Traveling in a horse trailer down the highway can be difficult. Just imagine what transporting them overseas looks like.
Getting horses to the Olympics is definitely a bigger feat than gathering all of the Olympians together. While horses are used to being transported for equestrian events, usually it's driving across the state or at most across the country. When it comes to the Olympic Games, though, many horses were loaded up into planes and flown overseas to Japan to participate in the eventing challenge of their lives, the Tokyo Olympics.
Horses to the Olympics: Loading Up
The U.S. Olympic eventing team posted a video to Team USA's TikTok highlighting just how those Olympic horses get to their destination so their riders can compete in the Summer Olympics.
The horses are loaded into cargo containers like stalls in the back of planes. The longest flight out of the 325 horses was the horses that flew from Liege, in Belgium, to Tokyo; they were on an Emirates flight that had to stop for a refuel in Dubai before heading toward their final destination, the Tokyo 2020 Olympics.
The flight was definitely the business class of the horse world! Each horse rides in its own mini stable, which is air-conditioned and has in-flight snacks! In total, 36 dressage horses were also transported from Great Britain, Brazil, Germany, Sweden, and Portugal, just to name a few.
Getting the horses to the Olympics may seem like a daunting task, but they were moved by pros!
For equestrian sports in the Olympics, there are three different events that the Olympians compete in: dressage, show jumping, and three-day eventing. In addition, there are also equestrian teams participating in the Paralympics.
The Dressage horses and their riders are outfitted in dressage style saddles, outfits, and the event is performed in a flat arena. For the dressage competition, the horses have their manes braided. Each dressage team receives a ranking out of 100 on a scoring system.
The US equestrian team also participates in the three-day eventing, where a cross-country course is made of very natural jumps.
All of the events are judged by the Fédération équestre Internationale, the international governing body for horse sports. The FEI judges each event based on standards, form, execution, and style.
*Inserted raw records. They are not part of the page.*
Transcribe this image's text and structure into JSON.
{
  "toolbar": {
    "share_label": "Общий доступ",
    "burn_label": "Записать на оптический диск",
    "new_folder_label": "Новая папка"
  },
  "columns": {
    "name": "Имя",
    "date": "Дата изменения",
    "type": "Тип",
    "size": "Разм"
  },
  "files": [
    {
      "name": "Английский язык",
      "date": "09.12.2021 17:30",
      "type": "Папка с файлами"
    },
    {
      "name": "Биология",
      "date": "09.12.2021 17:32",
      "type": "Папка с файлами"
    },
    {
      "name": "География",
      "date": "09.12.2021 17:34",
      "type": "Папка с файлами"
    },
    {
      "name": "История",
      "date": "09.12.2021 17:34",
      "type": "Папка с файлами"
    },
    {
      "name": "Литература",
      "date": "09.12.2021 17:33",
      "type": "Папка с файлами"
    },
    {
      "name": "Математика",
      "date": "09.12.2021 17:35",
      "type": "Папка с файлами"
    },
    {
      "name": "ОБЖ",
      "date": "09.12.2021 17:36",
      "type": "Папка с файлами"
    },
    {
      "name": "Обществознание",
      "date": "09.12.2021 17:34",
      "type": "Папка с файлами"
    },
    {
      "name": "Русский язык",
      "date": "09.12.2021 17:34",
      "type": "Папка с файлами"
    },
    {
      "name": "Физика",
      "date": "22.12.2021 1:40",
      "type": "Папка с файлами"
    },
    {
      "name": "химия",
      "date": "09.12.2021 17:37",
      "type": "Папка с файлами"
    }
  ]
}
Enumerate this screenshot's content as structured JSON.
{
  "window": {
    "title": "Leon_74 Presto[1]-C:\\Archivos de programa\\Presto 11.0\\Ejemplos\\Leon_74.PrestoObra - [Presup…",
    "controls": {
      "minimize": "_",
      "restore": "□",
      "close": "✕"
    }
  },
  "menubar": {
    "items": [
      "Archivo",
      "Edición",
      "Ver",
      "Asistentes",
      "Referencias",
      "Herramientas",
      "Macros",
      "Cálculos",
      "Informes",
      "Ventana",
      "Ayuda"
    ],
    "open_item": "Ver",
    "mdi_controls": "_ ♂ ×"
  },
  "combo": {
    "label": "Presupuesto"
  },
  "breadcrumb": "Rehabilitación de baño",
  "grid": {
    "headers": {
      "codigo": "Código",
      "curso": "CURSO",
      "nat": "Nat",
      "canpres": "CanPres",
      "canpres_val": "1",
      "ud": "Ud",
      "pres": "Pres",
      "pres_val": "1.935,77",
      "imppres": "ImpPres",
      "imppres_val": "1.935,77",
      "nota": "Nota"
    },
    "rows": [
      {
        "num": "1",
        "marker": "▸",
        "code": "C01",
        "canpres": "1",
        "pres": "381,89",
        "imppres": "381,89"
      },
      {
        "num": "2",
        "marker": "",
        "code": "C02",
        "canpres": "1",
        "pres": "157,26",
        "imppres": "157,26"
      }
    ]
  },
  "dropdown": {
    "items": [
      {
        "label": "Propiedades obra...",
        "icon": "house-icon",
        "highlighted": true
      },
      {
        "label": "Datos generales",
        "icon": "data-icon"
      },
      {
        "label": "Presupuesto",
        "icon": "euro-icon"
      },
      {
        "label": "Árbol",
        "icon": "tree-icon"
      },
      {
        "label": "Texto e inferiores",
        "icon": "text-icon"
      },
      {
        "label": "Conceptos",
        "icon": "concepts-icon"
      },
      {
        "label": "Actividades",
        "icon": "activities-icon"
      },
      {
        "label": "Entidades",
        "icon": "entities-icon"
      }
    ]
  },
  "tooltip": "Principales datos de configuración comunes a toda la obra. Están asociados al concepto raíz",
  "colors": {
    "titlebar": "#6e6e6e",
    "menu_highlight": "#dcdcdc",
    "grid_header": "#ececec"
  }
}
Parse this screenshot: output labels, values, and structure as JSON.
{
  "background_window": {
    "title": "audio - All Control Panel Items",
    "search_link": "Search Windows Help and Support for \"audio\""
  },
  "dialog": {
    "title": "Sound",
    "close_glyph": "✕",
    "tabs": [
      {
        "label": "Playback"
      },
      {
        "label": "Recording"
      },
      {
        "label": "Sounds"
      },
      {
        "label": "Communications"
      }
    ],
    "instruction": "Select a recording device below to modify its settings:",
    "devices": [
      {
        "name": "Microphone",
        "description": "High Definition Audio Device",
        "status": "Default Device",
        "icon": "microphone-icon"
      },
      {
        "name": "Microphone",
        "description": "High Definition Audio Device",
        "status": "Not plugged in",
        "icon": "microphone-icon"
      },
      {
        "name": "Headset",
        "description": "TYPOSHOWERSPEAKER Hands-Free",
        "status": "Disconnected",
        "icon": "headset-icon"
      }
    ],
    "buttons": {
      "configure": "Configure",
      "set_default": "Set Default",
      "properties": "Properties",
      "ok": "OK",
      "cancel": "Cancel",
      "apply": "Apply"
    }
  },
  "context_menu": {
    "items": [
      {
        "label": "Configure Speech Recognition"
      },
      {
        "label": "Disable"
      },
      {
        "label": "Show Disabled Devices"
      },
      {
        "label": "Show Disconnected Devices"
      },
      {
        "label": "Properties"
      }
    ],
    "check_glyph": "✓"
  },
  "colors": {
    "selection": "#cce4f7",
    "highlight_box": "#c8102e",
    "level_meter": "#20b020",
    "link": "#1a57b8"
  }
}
Final scores depend on each event — For example, equestrian athlete's scores are based on a combined score from all of the events, while show jumping is based on the fewest poles knocked down, penalties, and times.
Each event also has a limited number of horses and riders allowed to enter. Each rider had to compete in a qualifier before they got to head to the games.
Only the best of the Olympic sport bring home the gold medals!
Are you following along with the Olympic Equestrian team? Tell us your favorite event on our Wide Open Pets Facebook page!